The Delaware Valley Raptor Center (DVRC), located in Milford, Pennsylvania, is a private, not-for-profit, tax-exempt state- and federally licensed facility dedicated to the rehabilitation and conservation of birds of prey, including hawks, eagles, owls, falcons and vultures. When one of these avian predators is found orphaned, ill or injured, Streeter and his staff care for them so that they can ultimately be returned to the wild. And through educational programs like this one, people who work with animals at the DVRC share their experienced knowledge of and respect for all wildlife.
A big part of having kids learn about wild animals is familiarizing them with a creature’s needs and habits, and with understanding that, while an abandoned baby owl might be cute and cuddly for awhile, it would not make a good family pet.

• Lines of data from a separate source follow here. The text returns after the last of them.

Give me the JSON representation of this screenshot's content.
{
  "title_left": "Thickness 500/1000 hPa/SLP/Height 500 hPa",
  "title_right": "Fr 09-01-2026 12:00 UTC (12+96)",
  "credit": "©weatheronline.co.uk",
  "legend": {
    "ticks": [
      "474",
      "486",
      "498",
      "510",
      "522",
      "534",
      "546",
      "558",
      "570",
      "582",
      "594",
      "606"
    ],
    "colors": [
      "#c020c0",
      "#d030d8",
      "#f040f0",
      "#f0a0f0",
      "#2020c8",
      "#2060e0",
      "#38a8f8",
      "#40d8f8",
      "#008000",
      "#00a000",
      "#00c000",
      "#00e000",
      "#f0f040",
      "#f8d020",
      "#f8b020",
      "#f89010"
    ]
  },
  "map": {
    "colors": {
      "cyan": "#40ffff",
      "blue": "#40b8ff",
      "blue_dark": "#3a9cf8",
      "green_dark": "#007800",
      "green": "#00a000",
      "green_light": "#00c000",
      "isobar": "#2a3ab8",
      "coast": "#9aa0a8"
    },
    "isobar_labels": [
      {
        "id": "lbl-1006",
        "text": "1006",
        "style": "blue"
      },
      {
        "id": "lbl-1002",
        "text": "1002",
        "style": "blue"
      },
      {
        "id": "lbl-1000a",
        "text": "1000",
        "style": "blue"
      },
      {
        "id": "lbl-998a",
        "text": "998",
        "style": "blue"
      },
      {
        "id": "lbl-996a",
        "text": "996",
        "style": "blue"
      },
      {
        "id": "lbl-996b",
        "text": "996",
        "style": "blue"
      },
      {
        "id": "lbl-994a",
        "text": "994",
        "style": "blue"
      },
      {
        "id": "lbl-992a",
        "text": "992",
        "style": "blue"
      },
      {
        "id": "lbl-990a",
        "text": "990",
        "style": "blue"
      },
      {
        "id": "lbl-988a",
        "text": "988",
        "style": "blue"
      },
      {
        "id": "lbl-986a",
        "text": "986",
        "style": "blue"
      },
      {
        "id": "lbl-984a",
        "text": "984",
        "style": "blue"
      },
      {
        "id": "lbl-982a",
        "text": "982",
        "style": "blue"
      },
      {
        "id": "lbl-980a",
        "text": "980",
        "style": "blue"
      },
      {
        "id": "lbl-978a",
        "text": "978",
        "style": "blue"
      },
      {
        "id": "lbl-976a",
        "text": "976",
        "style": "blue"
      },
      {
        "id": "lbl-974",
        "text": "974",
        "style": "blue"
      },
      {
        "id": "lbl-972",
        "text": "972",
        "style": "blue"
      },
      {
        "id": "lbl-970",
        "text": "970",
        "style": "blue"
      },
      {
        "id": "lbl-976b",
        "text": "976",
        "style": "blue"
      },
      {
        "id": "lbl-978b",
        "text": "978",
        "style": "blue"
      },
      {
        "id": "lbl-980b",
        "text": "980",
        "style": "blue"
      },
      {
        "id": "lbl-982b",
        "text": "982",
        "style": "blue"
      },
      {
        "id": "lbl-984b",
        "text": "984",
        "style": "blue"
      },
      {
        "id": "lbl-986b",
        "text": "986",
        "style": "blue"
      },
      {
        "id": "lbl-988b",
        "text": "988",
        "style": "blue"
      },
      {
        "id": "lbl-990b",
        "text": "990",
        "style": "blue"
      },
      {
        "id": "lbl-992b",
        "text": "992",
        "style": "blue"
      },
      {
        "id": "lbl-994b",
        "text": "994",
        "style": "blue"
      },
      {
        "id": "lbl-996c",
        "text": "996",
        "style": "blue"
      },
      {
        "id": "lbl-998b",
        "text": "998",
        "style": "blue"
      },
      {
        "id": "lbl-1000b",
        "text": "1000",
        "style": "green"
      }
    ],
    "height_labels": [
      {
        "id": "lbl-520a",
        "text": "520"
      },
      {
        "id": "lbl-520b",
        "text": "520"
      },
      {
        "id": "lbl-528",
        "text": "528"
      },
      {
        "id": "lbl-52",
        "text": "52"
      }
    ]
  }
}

Rescuing wild animals in need of care is best left to the professionals, because it’s not a sentimental sort of appreciation that they have for animals. Their goal is to restore hurt birds to a state of health and independence so that they are no longer reliant upon humans for survival. That means maintaining as natural a habitat and feeding regimen as possible for birds in their care.
It also means a strict adherence to laws – both natural and governmentally mandated ones – regulating who can administer such care. It’s a matter of safety and well-being for the birds and the caretakers alike. Streeter has a BA in Biology, a Master’s degree in Zoology and more than 30 years’ experience studying and rehabilitating raptors. He directs a staff of three state- and federally licensed rehabilitators who operate the facility 24 hours a day, 7 days a week. Birds in residence at the center have specially designed and constructed enclosures, with both a clinic and isolation unit in-house. Plus, the DVRC has the ability to do its own lab work, drug dosages, immobilization, X-rays and diagnoses, limiting the Center’s dependency on veterinarians to surgery and consultations. As a result, birds admitted at night or weekends receive immediate professional care.
Streeter’s wife Stephanie was a longtime hawk-watcher and bird enthusiast who became the second female falconer in the history of the State of Massachusetts. Through practicing the ancient art of falconry together, the Streeters realized the need for a facility in the region to treat the many injured and abandoned birds that came to their attention over the years. They now train and use live raptors in presentations at schools, camps, scouting events and other groups, hoping to spread the word and engender appreciation for creatures of the wild in kids of all ages.
Close Encounters with Birds of Prey will start at 10:30 a.m. this Saturday. Funded by the Friends of Kingston Library, Inc., all Super Saturdays programs are free. The Kingston Library is located at 55 Franklin Street. Please call (845) 331-0507 for more information. Find out more about the DVRC at www.dvrconline.org. And if you should find an injured, sick or orphaned bird of prey, call (570) 296-6025 or e-mail email@example.com.